## Problem description
Among the records below, find the lines with the word "From" and copy them.

===== Dataset records

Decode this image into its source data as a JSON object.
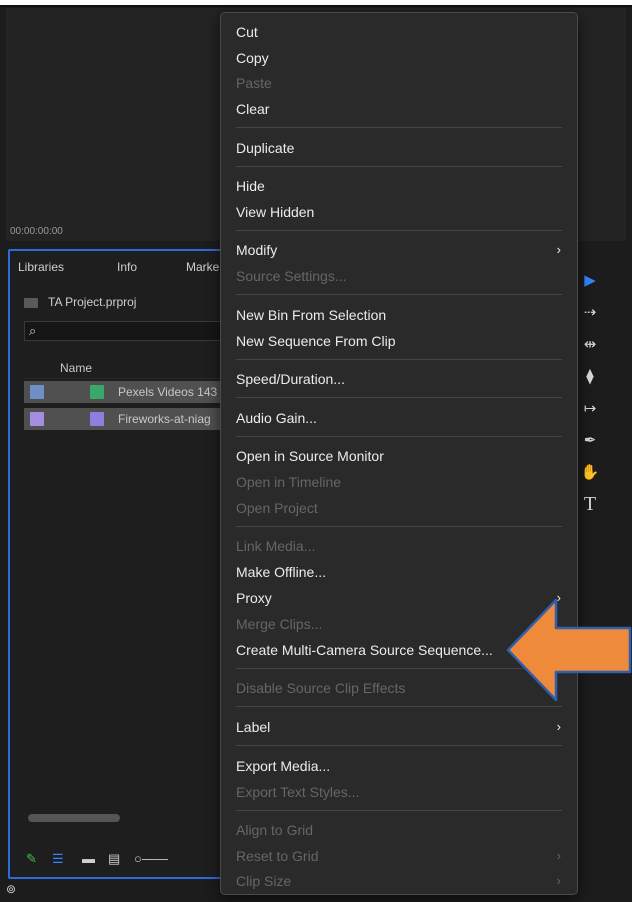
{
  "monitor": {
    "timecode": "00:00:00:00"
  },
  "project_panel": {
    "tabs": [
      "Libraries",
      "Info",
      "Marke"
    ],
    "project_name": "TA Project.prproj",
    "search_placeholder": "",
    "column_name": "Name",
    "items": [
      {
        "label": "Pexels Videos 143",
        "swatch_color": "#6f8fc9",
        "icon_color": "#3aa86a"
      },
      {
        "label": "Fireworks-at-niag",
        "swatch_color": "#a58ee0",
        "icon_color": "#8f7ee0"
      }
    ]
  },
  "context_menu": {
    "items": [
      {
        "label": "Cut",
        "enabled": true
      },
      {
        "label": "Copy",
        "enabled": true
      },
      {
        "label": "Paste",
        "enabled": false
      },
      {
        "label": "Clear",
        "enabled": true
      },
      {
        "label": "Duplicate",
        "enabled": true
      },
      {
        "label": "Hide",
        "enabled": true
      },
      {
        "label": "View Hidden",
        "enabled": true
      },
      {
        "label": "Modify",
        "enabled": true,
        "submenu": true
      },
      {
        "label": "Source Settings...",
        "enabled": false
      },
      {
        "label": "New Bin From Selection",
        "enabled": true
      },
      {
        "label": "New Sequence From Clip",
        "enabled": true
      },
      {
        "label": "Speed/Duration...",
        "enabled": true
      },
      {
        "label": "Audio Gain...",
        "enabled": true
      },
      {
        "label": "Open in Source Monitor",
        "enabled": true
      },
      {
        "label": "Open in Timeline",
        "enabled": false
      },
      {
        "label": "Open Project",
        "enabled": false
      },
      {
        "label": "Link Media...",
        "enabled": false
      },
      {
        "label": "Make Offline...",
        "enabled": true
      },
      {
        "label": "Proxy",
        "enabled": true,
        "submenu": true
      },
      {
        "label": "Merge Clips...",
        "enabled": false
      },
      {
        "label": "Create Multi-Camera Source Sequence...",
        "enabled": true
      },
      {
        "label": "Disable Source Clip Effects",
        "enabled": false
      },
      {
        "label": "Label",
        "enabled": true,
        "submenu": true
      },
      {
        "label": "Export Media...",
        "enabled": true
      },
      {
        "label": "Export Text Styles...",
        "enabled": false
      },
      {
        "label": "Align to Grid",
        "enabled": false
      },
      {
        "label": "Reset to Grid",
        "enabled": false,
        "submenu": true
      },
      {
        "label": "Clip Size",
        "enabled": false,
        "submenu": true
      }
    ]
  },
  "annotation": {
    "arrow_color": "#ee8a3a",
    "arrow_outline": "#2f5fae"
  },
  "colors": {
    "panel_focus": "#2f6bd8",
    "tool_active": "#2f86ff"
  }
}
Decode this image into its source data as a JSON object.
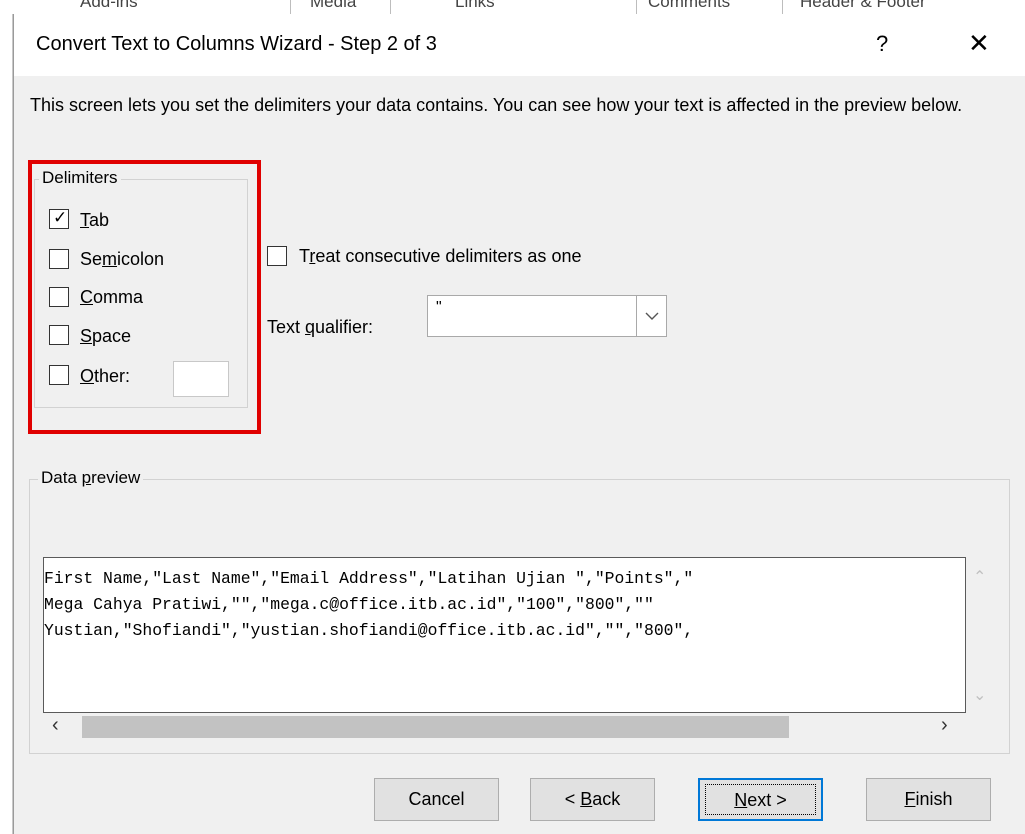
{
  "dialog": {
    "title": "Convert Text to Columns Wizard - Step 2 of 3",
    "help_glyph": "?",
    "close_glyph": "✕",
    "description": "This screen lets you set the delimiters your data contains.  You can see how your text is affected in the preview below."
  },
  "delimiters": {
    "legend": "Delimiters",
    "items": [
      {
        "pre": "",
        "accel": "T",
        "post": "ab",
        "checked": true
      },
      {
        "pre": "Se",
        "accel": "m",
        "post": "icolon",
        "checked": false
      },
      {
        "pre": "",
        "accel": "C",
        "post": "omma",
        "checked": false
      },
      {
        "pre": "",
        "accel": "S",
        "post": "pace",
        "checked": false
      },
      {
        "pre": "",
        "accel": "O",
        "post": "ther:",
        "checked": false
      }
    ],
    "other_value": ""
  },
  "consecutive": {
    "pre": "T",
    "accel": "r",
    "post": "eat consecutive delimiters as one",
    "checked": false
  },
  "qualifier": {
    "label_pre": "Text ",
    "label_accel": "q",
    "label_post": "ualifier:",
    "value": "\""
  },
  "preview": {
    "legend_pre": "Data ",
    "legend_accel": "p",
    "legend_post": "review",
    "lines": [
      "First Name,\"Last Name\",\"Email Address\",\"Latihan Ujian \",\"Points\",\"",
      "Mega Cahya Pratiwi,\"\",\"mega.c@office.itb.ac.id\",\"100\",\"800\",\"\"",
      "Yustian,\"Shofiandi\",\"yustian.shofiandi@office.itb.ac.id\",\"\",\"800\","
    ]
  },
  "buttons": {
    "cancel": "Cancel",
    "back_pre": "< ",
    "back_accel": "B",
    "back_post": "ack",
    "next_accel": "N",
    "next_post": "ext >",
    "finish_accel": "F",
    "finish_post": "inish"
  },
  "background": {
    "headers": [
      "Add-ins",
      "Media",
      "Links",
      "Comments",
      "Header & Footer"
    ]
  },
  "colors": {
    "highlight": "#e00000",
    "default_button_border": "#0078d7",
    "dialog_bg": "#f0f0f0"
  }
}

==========

## Answer for the task
        "label": "New Bin From Selection",
        "label": "New Sequence From Clip",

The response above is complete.